Tech Transfer eNews Blog

Supreme Court ruling in Google v. Oracle has major implications for software copyrights

By Jesse Schwartz
Published: April 7th, 2021

The Supreme Court ruled Monday in favor of Google in a long-running copyright dispute against Oracle that has huge implications for Silicon Valley, and for university TTOs seeking copyright protection for software innovations.

The court found that Google did not violate the law when it used more than 11,000 lines of Oracle’s software code in developing its Android mobile operating system. The tech industry in the U.S. has carefully watched the case since it will help determine rules around building software, and how much code from other programs constitutes “fair use.” A decision in the other direction could have brought upheaval to the huge software industry, calling into question the legality of many software innovations that are built on pieces of other programs.

The decision addresses how U.S. copyright applies to API — software code that enables programs to work with each other. Google had been accused of pilfering a sizable cache of API code developed by Sun Microsystems, which was later acquired by Oracle.

“We assume, for argument’s sake, that the material was copyrightable,” the decision said. “But we hold that the copying here at issue nonetheless constituted a fair use. Hence, Google’s copying did not violate the copyright law,” the ruling stated.  

Google argued that API is regularly used freely by developers to increase interoperability between different products and should be covered by the fair use provisions in copyright law, which allow the unlicensed use of otherwise copyrighted material under some circumstances.

Oracle had argued that the code was protected under copyright law, and that Google should have paid for using it.

Both sides also made arguments for why their position was important to future innovation in the field. Google said that applying stringent copyright protections to APIs would chill developers who build many important software products using shared code.
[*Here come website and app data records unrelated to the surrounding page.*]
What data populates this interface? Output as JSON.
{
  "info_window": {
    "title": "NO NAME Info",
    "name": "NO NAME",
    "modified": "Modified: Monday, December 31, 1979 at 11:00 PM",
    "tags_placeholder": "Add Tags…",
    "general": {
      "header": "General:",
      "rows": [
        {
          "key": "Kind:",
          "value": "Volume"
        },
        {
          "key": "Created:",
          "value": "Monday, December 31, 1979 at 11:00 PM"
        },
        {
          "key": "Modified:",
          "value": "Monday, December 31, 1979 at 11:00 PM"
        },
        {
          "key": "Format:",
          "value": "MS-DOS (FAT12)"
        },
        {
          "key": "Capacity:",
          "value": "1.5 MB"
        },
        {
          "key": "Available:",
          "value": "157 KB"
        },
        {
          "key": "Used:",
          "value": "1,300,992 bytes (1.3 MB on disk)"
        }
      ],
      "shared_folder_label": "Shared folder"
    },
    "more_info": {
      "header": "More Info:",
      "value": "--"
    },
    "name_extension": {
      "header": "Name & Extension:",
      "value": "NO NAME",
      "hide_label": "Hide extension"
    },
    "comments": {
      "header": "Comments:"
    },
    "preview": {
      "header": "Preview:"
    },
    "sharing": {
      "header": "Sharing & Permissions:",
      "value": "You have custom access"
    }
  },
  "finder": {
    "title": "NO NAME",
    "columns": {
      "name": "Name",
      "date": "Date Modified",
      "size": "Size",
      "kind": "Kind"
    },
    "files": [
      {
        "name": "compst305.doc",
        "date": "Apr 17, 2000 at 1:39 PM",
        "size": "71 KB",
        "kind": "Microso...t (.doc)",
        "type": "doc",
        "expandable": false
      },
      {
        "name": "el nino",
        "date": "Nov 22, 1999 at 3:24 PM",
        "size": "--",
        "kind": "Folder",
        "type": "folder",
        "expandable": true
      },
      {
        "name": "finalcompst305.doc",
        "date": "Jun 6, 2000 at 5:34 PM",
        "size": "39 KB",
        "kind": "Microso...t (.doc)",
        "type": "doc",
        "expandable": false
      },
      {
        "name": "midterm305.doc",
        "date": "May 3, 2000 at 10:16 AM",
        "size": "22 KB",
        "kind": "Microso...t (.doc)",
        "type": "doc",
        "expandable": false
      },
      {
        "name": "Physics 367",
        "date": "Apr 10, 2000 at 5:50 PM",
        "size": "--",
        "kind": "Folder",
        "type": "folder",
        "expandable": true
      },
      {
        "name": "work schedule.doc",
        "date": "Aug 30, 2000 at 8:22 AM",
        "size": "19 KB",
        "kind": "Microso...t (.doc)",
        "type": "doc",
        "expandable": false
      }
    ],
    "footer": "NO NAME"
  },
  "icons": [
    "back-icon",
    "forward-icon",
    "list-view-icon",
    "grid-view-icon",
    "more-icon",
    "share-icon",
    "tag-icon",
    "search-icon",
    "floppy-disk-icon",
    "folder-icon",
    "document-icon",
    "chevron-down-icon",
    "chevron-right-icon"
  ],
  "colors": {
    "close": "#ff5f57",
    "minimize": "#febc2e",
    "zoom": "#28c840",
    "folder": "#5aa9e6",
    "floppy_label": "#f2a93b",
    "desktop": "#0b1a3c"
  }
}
Oracle countered that looser restrictions would discourage programmers from investing deeply in software development, knowing that the resulting code could be used by others without compensation.

In its ruling, the Supreme Court said Google’s use of Oractle’s API “included only those lines of code that were needed to allow programmers to put their accrued talents to work in a new and transformative program.”

Kent Walker, Google’s senior vice president of global affairs, described the ruling as a victory for innovation. “The decision gives legal certainty to the next generation of developers whose new products and services will benefit consumers,” he said.

Source: Politico

Posted under: Tech Transfer e-News

Twitter Facebook Linkedin Pinterest Email

No Comments so far ↓

There are no comments yet...Kick things off by filling out the form below.

Leave a Comment